Gonorrhea is a sexually transmitted infection (STI) that affects millions of people worldwide each year. It is caused by the bacterium Neisseria gonorrhoeae and can be transmitted through unprotected sexual contact, including vaginal, anal, and oral sex. Understanding the link between unprotected sex and gonorrhea is crucial to prevent its spread and to protect one’s sexual health.

Unprotected sex refers to any sexual activity without the use of a barrier method, such as condoms or dental dams. When two individuals engage in unprotected sexual intercourse, they not only risk unintended pregnancies but also expose themselves to various STIs, including gonorrhea.

Gonorrhea can infect both men and women. In men, it primarily affects the urethra, causing symptoms such as pain while urinating, increased frequency of urination, and pus-like discharge from the penis. However, it can also spread to other parts of the body, including the rectum, throat, and eyes. In women, gonorrhea can lead to complications such as pelvic inflammatory disease (PID), which may cause long-term damage to the reproductive system, leading to infertility or chronic pelvic pain.

The link between unprotected sex and gonorrhea is straightforward. The bacterium responsible for gonorrhea thrives in warm, moist environments like the genital tract and can be easily transferred during sexual contact. If someone has unprotected sex with an infected partner, they are at a higher risk of contracting the infection. It is essential to note that gonorrhea can be spread even if there are no visible symptoms in either partner, making it crucial to take precautions regardless of one’s perceived health status.

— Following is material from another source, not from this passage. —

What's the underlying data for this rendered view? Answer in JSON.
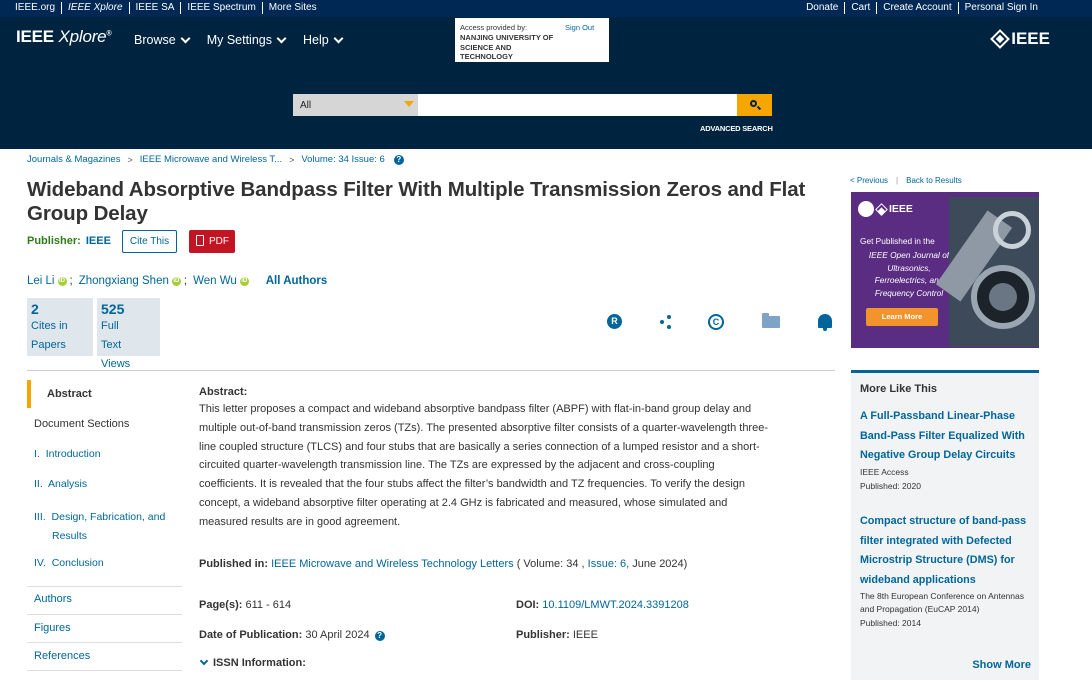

Preventing the transmission of gonorrhea and other STIs starts with safe sexual practices. The consistent and correct use of barrier methods, such as condoms, is the most effective way to protect oneself. Condoms act as a physical barrier, preventing the exchange of bodily fluids that may contain the bacteria or other infectious agents. Dental dams are also useful when engaging in oral sex, as they provide a barrier between the mouth and the genitals.

Regular testing is another essential component of preventing the spread of gonorrhea. Even if one practices safe sex, getting tested for STIs regularly is crucial to identify any infections early on and receive timely treatment. Testing for gonorrhea typically involves collecting a urine sample or swabbing the affected area, such as the throat, rectum, or genitals.

If diagnosed with gonorrhea, it is vital to seek treatment promptly. Gonorrhea can be treated with antibiotics, but it is becoming increasingly resistant to some of the commonly used drugs. Therefore, it is essential to complete the full course of treatment as prescribed by a healthcare professional to ensure eradication of the infection.

Moreover, individuals diagnosed with gonorrhea should inform their sexual partners about their infection to prevent further spread. Any sexual partners within the last two months should be notified and urged to get tested and treated if necessary.

In conclusion, the link between unprotected sex and gonorrhea is undeniable. Engaging in unprotected sexual intercourse, regardless of the type, puts individuals at risk of contracting and spreading the infection. Practicing safe sex, using barrier methods consistently, getting tested regularly, and informing sexual partners are key preventive measures. By taking these precautions, individuals can protect their sexual health and help curb the spread of gonorrhea and other STIs.

About the author

Kwame Anane